What is more Tesla argue that their cars are actually ten times less likely to catch fire than an ICE vehicle. However stories like this can stay in the public imagination for a long time and are often cited as another reason not to switch to EV. Now a new report from the independent Insurance Institute for Highways Safety (IIHS) in the US, has provided significant evidence about the safety of Electric Vehicles.
In the study the IIHS compared 9 models of car that have both electric and ICE drive-train and examined the collision, damage and injury data for these cars between 2011 – 2019. The research found that injury claims for EV drivers (and passengers) were 40% lower than for the exact same ICE cars during the analysis period. This adds considerable weight to the argument that EVs are not only better for the environment, with lower running costs, but also much safer to drive than fossil ICE cars.

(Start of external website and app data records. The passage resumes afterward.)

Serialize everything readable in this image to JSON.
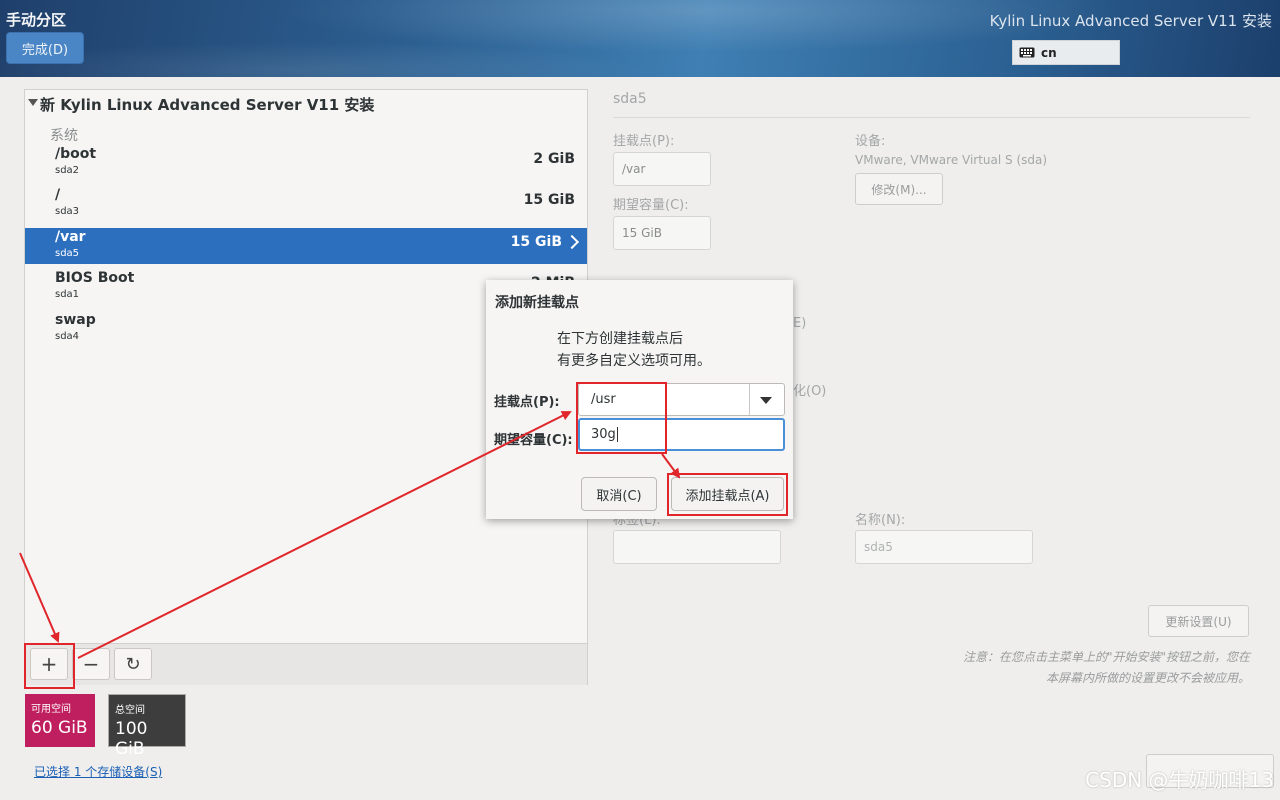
{
  "header": {
    "page_title": "手动分区",
    "done_button": "完成(D)",
    "product_title": "Kylin Linux Advanced Server V11 安装",
    "keyboard_layout": "cn"
  },
  "left_panel": {
    "install_title": "新 Kylin Linux Advanced Server V11 安装",
    "group_label": "系统",
    "partitions": [
      {
        "mount": "/boot",
        "device": "sda2",
        "size": "2 GiB"
      },
      {
        "mount": "/",
        "device": "sda3",
        "size": "15 GiB"
      },
      {
        "mount": "/var",
        "device": "sda5",
        "size": "15 GiB"
      },
      {
        "mount": "BIOS Boot",
        "device": "sda1",
        "size": "2 MiB"
      },
      {
        "mount": "swap",
        "device": "sda4",
        "size": ""
      }
    ],
    "toolbar": {
      "add_icon": "+",
      "remove_icon": "−",
      "refresh_icon": "↻"
    },
    "available_space": {
      "label": "可用空间",
      "value": "60 GiB",
      "color": "#c01f5f"
    },
    "total_space": {
      "label": "总空间",
      "value": "100 GiB",
      "color": "#3d3d3d"
    },
    "storage_link": "已选择 1 个存储设备(S)"
  },
  "right_panel": {
    "section_title": "sda5",
    "mount_point_label": "挂载点(P):",
    "mount_point_value": "/var",
    "capacity_label": "期望容量(C):",
    "capacity_value": "15 GiB",
    "device_label": "设备:",
    "device_value": "VMware, VMware Virtual S (sda)",
    "modify_button": "修改(M)...",
    "partial_text_1": "E)",
    "partial_text_2": "化(O)",
    "label_label": "标签(L):",
    "name_label": "名称(N):",
    "name_value": "sda5",
    "update_button": "更新设置(U)",
    "note_line1": "注意：在您点击主菜单上的\"开始安装\"按钮之前，您在",
    "note_line2": "本屏幕内所做的设置更改不会被应用。"
  },
  "modal": {
    "title": "添加新挂载点",
    "desc_line1": "在下方创建挂载点后",
    "desc_line2": "有更多自定义选项可用。",
    "mount_point_label": "挂载点(P):",
    "mount_point_value": "/usr",
    "capacity_label": "期望容量(C):",
    "capacity_value": "30g",
    "cancel_button": "取消(C)",
    "add_button": "添加挂载点(A)"
  },
  "watermark": "CSDN @牛奶咖啡13",
  "colors": {
    "selection": "#2c6fbf",
    "annotation": "#e0262b",
    "focus": "#4a90d9"
  }
}
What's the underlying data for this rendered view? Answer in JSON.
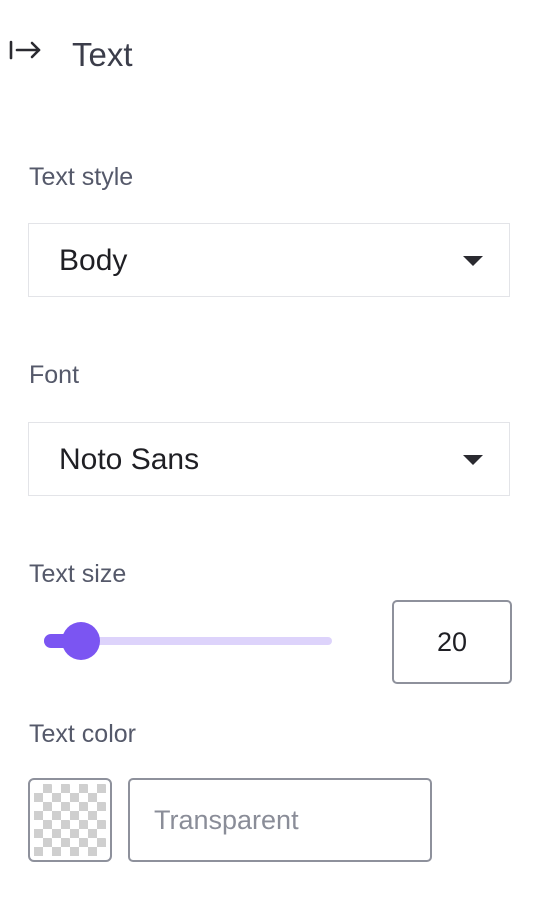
{
  "header": {
    "collapse_icon": "arrow-right-to-bar-icon",
    "title": "Text"
  },
  "text_style": {
    "label": "Text style",
    "value": "Body"
  },
  "font": {
    "label": "Font",
    "value": "Noto Sans"
  },
  "text_size": {
    "label": "Text size",
    "value": "20",
    "slider_fraction": 0.13
  },
  "text_color": {
    "label": "Text color",
    "swatch_icon": "transparent-checkerboard-icon",
    "value": "",
    "placeholder": "Transparent"
  },
  "colors": {
    "accent": "#7b55f2",
    "track": "#ddd3fb",
    "text": "#3b3d4a",
    "label": "#55596a",
    "border": "#8e919c"
  }
}
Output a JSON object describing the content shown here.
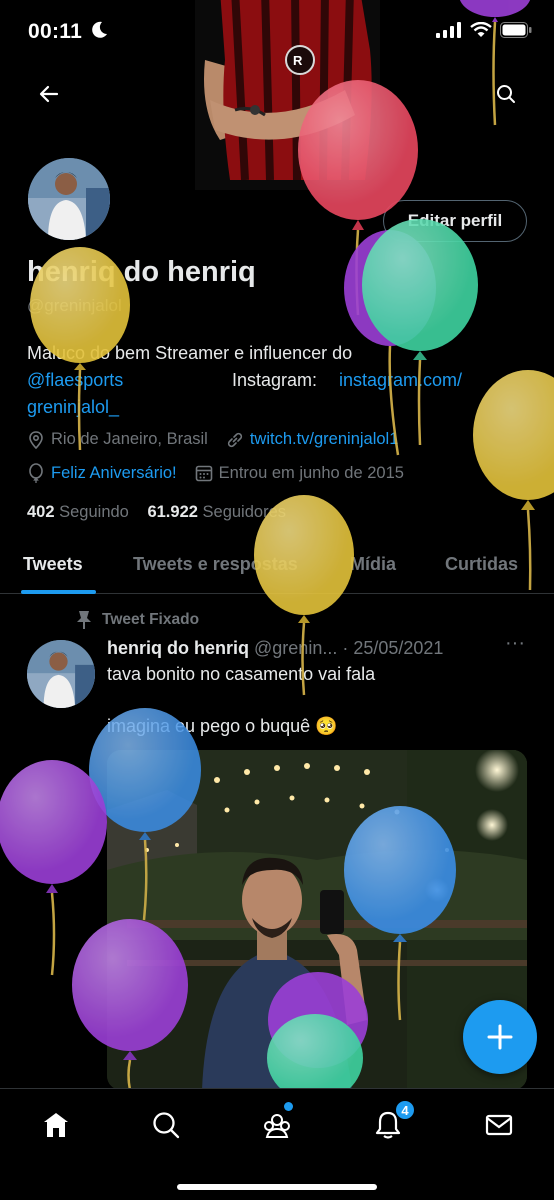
{
  "status_bar": {
    "time": "00:11"
  },
  "profile": {
    "edit_label": "Editar perfil",
    "name": "henriq do henriq",
    "handle": "@greninjalol",
    "bio": {
      "line1": "Maluco do bem Streamer e influencer do",
      "mention": "@flaesports",
      "instagram_label": "Instagram:",
      "instagram_link_a": "instagram.com/",
      "instagram_link_b": "greninjalol_"
    },
    "location": "Rio de Janeiro, Brasil",
    "website": "twitch.tv/greninjalol1",
    "birthday": "Feliz Aniversário!",
    "joined": "Entrou em junho de 2015",
    "following_count": "402",
    "following_label": "Seguindo",
    "followers_count": "61.922",
    "followers_label": "Seguidores"
  },
  "tabs": [
    {
      "label": "Tweets",
      "active": true
    },
    {
      "label": "Tweets e respostas",
      "active": false
    },
    {
      "label": "Mídia",
      "active": false
    },
    {
      "label": "Curtidas",
      "active": false
    }
  ],
  "pinned_tweet": {
    "pinned_label": "Tweet Fixado",
    "author_name": "henriq do henriq",
    "author_handle": "@grenin...",
    "separator": "·",
    "date": "25/05/2021",
    "more": "···",
    "text_line1": "tava bonito no casamento vai fala",
    "text_line2": "imagina eu pego o buquê 🥺"
  },
  "bottom_nav": {
    "items": [
      "home-icon",
      "search-icon",
      "communities-icon",
      "notifications-icon",
      "messages-icon"
    ],
    "notifications_badge": "4"
  },
  "colors": {
    "accent": "#1d9bf0",
    "background": "#000000",
    "text_primary": "#e7e9ea",
    "text_secondary": "#71767b",
    "balloon_red": "#e8475f",
    "balloon_yellow": "#e3c23a",
    "balloon_green": "#3fd3a0",
    "balloon_purple": "#9b3fd6",
    "balloon_blue": "#3b8ee6"
  }
}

Its important that IIHS used the same model cars in the study to compare electric and ICE, as it means they should have accounted for some of the current demographic differences between EV and ICE owners. We know that current EV drivers are more likely to be early-adopters with higher incomes and in the past affluence and demographics have been linked to a drivers insurance risk level, but the analysis approach taken by the IIHS should mean that some of these demographic differences are accounted for. However electric versions of a car are still often more expensive than the exact ICE equivalent and until price parity is achieved and more lower cost EVs go on sale, we will not be able to definitely answer this question.

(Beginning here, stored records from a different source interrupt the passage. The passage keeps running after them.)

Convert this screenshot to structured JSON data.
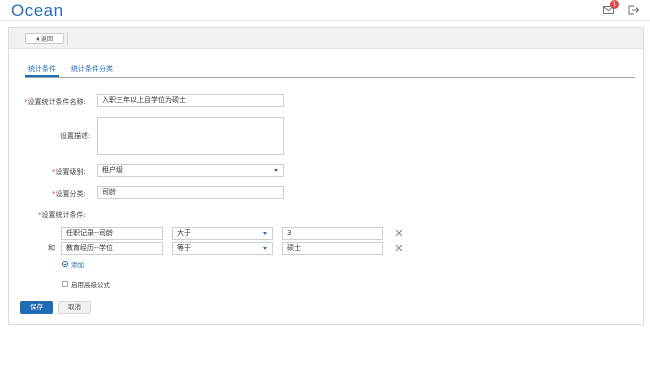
{
  "header": {
    "logo": "Ocean",
    "mail_badge": "1"
  },
  "toolbar": {
    "back_label": "返回"
  },
  "tabs": [
    {
      "label": "统计条件",
      "active": true
    },
    {
      "label": "统计条件分类",
      "active": false
    }
  ],
  "form": {
    "name": {
      "required_mark": "*",
      "label": "设置统计条件名称:",
      "value": "入职三年以上且学位为硕士"
    },
    "description": {
      "label": "设置描述:",
      "value": ""
    },
    "level": {
      "required_mark": "*",
      "label": "设置级别:",
      "value": "租户级"
    },
    "category": {
      "required_mark": "*",
      "label": "设置分类:",
      "value": "司龄"
    },
    "conditions_label": {
      "required_mark": "*",
      "label": "设置统计条件:"
    },
    "conjunction": "和",
    "conditions": [
      {
        "field": "任职记录--司龄",
        "operator": "大于",
        "value": "3"
      },
      {
        "field": "教育经历--学位",
        "operator": "等于",
        "value": "硕士"
      }
    ],
    "add_label": "添加",
    "advanced_label": "启用高级公式"
  },
  "actions": {
    "save_label": "保存",
    "cancel_label": "取消"
  },
  "colors": {
    "brand": "#2b6fb5",
    "primary_button": "#1f6cb2",
    "required": "#d9534f",
    "badge": "#e04848"
  }
}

Other reasons why the EVs studied were so much safer, include the fact that the vehicles large batteries make them heavier than ICE vehicles and as IIHS have already shown, occupants of heavier vehicles are exposed to lower forces in multi-vehicle collisions. In addition to this, current EVs tend to have more safety technology installed as standard, such as forward collision avoidance systems and lane departure warnings.
The simple fact that many new EVs are achieving very high safety ratings in crash testing, should add even more confidence to consumers interested in the safety of EVs. To add to this the IIHS has also recently released their safety ratings for two new EVs, the Ford Mustang Mach-e and the Volvo XC40 Recharge, awarding them good safety ratings in all categories and designating them as ‘Top Safety Pick’ cars, see more details in the video below.
This is great news, not only because it adds another reason for consumers to choose an EV as their next car, but also for those of us who already entrust our own personal and families safety to EVs on a daily basis.